There is more problem with a closed universe. What happen to the idea of escape velocity? The force of gravity decreases a square, as the increase of expansion is linear.

12. Aug 23, 2004

### marcus

the run of mill working cosmologists think it is absolutely flat or just slightly positive curvature

with your equations you are basically saying
Is the actual density (including cosm. const Lambda) bigger than or equal to or less than the critical density?

the customary thing for cosmologists is not to take the difference in the densities and say is it positive zero or negative but to take the ratio
of
real-rho divided by critical-rho
and call that ratio Omega
and then ask is Omega bigger than 1 or just exactly equal 1 or less.

(you can see it is different way of saying same thing)

and then the WMAP data is saying so far that
Omega = 1.02 +/- 0.02

do you want a link to the WMAP report?

so you can see it is not conclusive. Omega could be exactly 1, or it might be slightly bigger. (spatial flatness or slight positive curvature)

13. Aug 23, 2004

### kurious

What were the chances of that happening ( 1.02 +- 0.02) ?
Unlucky if you like a clear outcome.

14. Aug 24, 2004

### sol2

The 3D Universe

Open ($$\omega$$<1) Hyperbolic geometry

Flat (($$\omega$$=1) Euclidean geometry

Closed ($$\omega$$>1) Spherical geometry

Last edited: Aug 24, 2004
15. Aug 24, 2004

### Chronos

I think omega is exactly 1. Observational evidence leans toward a slightly larger value [e.g., an open universe], but, if you apply thermodynamic laws to the universe as a whole [blackbody], 1 is the only result that is consistent with both thermodynamics and relativity, as far as I can see.

16. Aug 24, 2004

### sol2

If one wants to understand what has happened in the early universe, and the dynamical changes that this universe has gone through, what would have been appropriately considered as I said in the temperatures values?

What and how can we geometrically realize the process unfolding, is given by example currently in how we percieve the information in Gamma ray detection of these bursts?

Question then would be raised as to what shape the universe was in the begining, and what have we realized today?
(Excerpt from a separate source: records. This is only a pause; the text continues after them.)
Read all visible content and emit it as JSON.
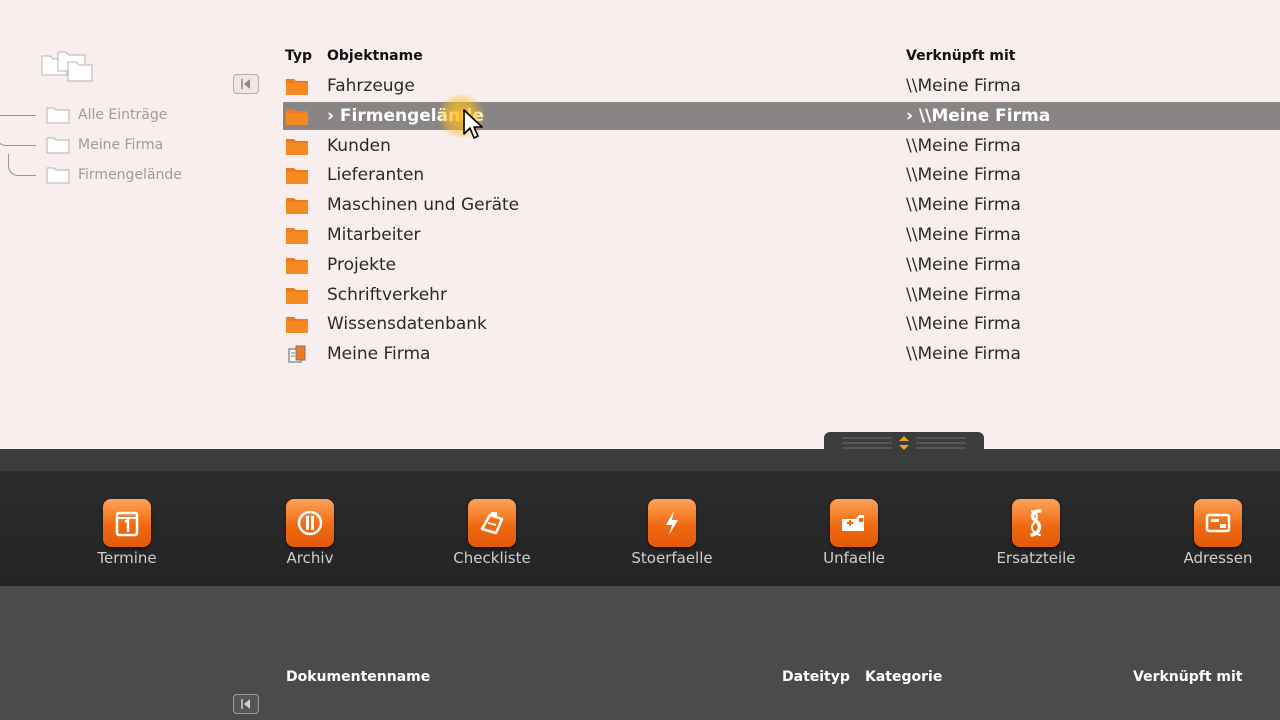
{
  "tree": {
    "items": [
      {
        "label": "Alle Einträge"
      },
      {
        "label": "Meine Firma"
      },
      {
        "label": "Firmengelände"
      }
    ]
  },
  "objects": {
    "headers": {
      "type": "Typ",
      "name": "Objektname",
      "linked": "Verknüpft mit"
    },
    "rows": [
      {
        "name": "Fahrzeuge",
        "linked": "\\\\Meine Firma",
        "icon": "folder-icon"
      },
      {
        "name": "› Firmengelände",
        "linked": "› \\\\Meine Firma",
        "icon": "folder-icon",
        "selected": true
      },
      {
        "name": "Kunden",
        "linked": "\\\\Meine Firma",
        "icon": "folder-icon"
      },
      {
        "name": "Lieferanten",
        "linked": "\\\\Meine Firma",
        "icon": "folder-icon"
      },
      {
        "name": "Maschinen und Geräte",
        "linked": "\\\\Meine Firma",
        "icon": "folder-icon"
      },
      {
        "name": "Mitarbeiter",
        "linked": "\\\\Meine Firma",
        "icon": "folder-icon"
      },
      {
        "name": "Projekte",
        "linked": "\\\\Meine Firma",
        "icon": "folder-icon"
      },
      {
        "name": "Schriftverkehr",
        "linked": "\\\\Meine Firma",
        "icon": "folder-icon"
      },
      {
        "name": "Wissensdatenbank",
        "linked": "\\\\Meine Firma",
        "icon": "folder-icon"
      },
      {
        "name": "Meine Firma",
        "linked": "\\\\Meine Firma",
        "icon": "company-icon"
      }
    ]
  },
  "toolbar": {
    "items": [
      {
        "label": "Termine",
        "icon": "calendar-icon"
      },
      {
        "label": "Archiv",
        "icon": "archive-icon"
      },
      {
        "label": "Checkliste",
        "icon": "checklist-icon"
      },
      {
        "label": "Stoerfaelle",
        "icon": "lightning-icon"
      },
      {
        "label": "Unfaelle",
        "icon": "ambulance-icon"
      },
      {
        "label": "Ersatzteile",
        "icon": "spare-parts-icon"
      },
      {
        "label": "Adressen",
        "icon": "address-book-icon"
      }
    ]
  },
  "documents": {
    "headers": {
      "name": "Dokumentenname",
      "filetype": "Dateityp",
      "category": "Kategorie",
      "linked": "Verknüpft mit"
    }
  },
  "colors": {
    "accent": "#f07a1e",
    "selection": "#8a8585",
    "background": "#f7eeed",
    "toolbar": "#262626"
  }
}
This transformative change is very simplistic in its consideration.